Which of the lines in the data mention the string "this"? List them all.
=== Begin Enclosure ===
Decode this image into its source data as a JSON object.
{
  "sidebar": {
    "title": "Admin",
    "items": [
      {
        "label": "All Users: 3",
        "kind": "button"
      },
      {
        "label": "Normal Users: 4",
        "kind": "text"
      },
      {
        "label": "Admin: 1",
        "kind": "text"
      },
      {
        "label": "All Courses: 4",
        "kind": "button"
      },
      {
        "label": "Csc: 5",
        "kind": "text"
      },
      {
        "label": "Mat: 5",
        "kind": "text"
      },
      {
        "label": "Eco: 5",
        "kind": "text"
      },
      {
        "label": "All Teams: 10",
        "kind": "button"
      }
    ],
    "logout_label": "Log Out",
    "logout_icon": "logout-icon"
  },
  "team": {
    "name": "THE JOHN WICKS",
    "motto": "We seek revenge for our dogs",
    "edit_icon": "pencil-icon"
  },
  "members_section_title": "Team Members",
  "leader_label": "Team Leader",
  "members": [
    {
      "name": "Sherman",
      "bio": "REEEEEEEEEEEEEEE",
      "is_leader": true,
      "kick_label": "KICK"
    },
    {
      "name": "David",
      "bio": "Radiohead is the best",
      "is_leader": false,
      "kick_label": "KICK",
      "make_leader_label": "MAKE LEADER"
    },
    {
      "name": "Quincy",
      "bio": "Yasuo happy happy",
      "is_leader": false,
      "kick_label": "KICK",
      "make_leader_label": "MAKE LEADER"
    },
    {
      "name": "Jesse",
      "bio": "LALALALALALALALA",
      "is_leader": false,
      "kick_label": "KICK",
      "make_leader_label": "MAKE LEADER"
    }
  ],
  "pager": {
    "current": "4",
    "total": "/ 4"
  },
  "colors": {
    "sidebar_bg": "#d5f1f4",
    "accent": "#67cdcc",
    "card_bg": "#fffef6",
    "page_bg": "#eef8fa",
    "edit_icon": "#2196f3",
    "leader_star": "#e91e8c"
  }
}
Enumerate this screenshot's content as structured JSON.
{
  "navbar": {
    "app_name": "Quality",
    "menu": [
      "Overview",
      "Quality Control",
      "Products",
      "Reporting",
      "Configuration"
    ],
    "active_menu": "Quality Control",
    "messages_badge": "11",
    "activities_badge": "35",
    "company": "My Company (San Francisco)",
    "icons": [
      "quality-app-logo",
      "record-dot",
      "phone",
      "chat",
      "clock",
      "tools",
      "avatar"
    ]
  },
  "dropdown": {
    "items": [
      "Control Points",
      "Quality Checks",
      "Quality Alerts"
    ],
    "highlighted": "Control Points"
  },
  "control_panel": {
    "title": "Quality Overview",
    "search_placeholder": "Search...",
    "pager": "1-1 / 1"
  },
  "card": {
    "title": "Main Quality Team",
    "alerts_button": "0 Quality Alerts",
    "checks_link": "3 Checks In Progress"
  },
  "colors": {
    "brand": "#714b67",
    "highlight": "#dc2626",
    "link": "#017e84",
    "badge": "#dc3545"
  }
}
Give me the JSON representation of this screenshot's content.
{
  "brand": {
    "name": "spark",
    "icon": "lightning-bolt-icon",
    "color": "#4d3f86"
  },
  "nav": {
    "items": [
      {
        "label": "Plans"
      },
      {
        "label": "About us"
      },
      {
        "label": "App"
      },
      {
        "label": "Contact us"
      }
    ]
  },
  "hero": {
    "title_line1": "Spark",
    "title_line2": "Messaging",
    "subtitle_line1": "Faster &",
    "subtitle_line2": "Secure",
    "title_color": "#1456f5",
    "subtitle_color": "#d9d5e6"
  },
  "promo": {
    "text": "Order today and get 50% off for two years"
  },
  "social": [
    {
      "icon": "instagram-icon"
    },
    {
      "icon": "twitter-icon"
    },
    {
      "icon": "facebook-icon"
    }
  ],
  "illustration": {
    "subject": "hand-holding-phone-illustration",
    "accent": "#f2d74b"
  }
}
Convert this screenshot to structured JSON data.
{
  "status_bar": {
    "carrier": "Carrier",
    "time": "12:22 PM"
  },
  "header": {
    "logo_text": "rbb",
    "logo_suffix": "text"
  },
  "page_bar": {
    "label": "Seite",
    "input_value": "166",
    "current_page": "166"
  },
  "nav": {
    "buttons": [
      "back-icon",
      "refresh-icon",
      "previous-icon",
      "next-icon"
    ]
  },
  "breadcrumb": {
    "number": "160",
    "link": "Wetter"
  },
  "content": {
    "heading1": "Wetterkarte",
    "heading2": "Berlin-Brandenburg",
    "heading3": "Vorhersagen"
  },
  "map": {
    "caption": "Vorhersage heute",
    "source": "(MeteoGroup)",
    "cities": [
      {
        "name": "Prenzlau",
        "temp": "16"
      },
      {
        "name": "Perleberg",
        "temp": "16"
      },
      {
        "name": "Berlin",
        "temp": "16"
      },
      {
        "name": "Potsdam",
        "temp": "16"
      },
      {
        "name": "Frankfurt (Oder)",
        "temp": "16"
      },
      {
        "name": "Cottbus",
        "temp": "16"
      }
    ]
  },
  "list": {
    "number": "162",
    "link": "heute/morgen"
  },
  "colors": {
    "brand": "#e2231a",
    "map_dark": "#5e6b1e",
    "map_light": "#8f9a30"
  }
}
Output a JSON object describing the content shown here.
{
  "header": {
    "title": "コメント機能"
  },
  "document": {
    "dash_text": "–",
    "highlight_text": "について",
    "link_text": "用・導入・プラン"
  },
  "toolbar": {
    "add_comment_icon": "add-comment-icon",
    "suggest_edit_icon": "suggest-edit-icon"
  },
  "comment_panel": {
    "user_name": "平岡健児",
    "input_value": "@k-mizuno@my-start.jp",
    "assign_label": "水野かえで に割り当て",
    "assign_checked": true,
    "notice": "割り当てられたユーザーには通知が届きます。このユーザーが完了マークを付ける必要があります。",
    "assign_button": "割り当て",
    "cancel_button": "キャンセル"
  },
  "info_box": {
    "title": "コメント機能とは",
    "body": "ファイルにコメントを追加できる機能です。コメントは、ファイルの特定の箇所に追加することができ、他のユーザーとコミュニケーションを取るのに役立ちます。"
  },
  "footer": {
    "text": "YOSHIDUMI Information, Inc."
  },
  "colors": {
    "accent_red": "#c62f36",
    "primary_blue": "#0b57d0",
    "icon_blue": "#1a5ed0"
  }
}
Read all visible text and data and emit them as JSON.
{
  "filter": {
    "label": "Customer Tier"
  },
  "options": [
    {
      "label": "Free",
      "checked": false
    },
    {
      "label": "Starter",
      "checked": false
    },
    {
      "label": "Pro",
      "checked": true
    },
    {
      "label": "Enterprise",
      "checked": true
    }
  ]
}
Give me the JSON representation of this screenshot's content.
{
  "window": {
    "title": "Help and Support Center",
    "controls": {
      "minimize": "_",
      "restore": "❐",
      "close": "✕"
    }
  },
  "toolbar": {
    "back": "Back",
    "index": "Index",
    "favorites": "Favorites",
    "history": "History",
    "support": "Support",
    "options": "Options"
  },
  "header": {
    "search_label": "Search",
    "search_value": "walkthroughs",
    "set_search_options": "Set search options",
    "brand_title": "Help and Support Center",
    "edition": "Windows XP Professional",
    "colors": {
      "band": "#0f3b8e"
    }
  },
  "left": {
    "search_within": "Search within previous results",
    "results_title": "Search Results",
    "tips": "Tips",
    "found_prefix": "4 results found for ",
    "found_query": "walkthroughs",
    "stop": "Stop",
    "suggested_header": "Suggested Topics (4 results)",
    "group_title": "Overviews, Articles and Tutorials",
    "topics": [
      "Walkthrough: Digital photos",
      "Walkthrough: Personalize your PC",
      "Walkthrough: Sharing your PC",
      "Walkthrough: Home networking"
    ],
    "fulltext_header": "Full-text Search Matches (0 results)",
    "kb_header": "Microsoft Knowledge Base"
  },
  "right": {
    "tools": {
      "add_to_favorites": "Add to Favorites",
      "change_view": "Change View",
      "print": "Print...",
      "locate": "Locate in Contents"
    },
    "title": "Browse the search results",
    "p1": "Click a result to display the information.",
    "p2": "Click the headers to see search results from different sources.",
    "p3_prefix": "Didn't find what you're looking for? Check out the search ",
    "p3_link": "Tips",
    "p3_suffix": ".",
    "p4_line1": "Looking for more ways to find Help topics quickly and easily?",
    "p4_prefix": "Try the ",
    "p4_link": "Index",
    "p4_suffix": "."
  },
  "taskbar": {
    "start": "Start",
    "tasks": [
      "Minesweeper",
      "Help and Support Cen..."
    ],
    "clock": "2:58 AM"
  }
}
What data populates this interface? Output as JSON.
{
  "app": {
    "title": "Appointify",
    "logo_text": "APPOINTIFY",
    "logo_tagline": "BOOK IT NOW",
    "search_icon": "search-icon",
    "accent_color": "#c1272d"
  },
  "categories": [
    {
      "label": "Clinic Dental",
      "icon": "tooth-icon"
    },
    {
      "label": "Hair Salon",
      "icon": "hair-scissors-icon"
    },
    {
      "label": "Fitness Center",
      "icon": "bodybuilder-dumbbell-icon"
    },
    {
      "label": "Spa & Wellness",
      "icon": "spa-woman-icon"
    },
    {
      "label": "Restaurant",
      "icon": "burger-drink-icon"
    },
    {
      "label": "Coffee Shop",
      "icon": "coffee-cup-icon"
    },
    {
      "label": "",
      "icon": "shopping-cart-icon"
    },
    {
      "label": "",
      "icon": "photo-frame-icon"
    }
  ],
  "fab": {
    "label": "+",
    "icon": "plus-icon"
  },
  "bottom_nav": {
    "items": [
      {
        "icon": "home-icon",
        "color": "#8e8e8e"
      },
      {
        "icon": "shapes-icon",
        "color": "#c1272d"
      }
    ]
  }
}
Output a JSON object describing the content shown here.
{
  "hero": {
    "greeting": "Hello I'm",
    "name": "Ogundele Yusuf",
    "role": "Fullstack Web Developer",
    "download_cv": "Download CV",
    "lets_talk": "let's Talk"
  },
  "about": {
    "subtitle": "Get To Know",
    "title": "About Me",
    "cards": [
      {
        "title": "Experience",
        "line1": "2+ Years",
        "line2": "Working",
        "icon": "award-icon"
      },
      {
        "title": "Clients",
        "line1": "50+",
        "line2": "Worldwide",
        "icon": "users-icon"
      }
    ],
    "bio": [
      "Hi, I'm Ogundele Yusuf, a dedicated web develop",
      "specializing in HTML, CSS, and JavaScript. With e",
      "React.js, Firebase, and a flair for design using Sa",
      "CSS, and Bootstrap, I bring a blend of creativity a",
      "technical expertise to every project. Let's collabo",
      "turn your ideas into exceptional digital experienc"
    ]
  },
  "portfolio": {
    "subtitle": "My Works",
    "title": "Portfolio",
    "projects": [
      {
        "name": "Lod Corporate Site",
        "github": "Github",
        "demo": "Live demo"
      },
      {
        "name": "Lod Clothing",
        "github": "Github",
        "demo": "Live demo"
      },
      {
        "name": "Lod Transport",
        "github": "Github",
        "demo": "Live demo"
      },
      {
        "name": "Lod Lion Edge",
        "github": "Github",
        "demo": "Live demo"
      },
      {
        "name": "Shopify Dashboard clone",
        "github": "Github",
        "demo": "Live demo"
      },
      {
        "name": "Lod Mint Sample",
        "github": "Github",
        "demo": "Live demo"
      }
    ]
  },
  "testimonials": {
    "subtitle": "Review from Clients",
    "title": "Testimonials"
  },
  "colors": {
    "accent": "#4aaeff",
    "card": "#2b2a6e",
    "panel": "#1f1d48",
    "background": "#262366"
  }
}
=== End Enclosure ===
Response to the task -
Decode this image into its source data as a JSON object.
Enumerate this screenshot's content as structured JSON.
Give me the JSON representation of this screenshot's content.
Convert this screenshot to structured JSON data.
Give me the JSON representation of this screenshot's content.
What data populates this interface? Output as JSON.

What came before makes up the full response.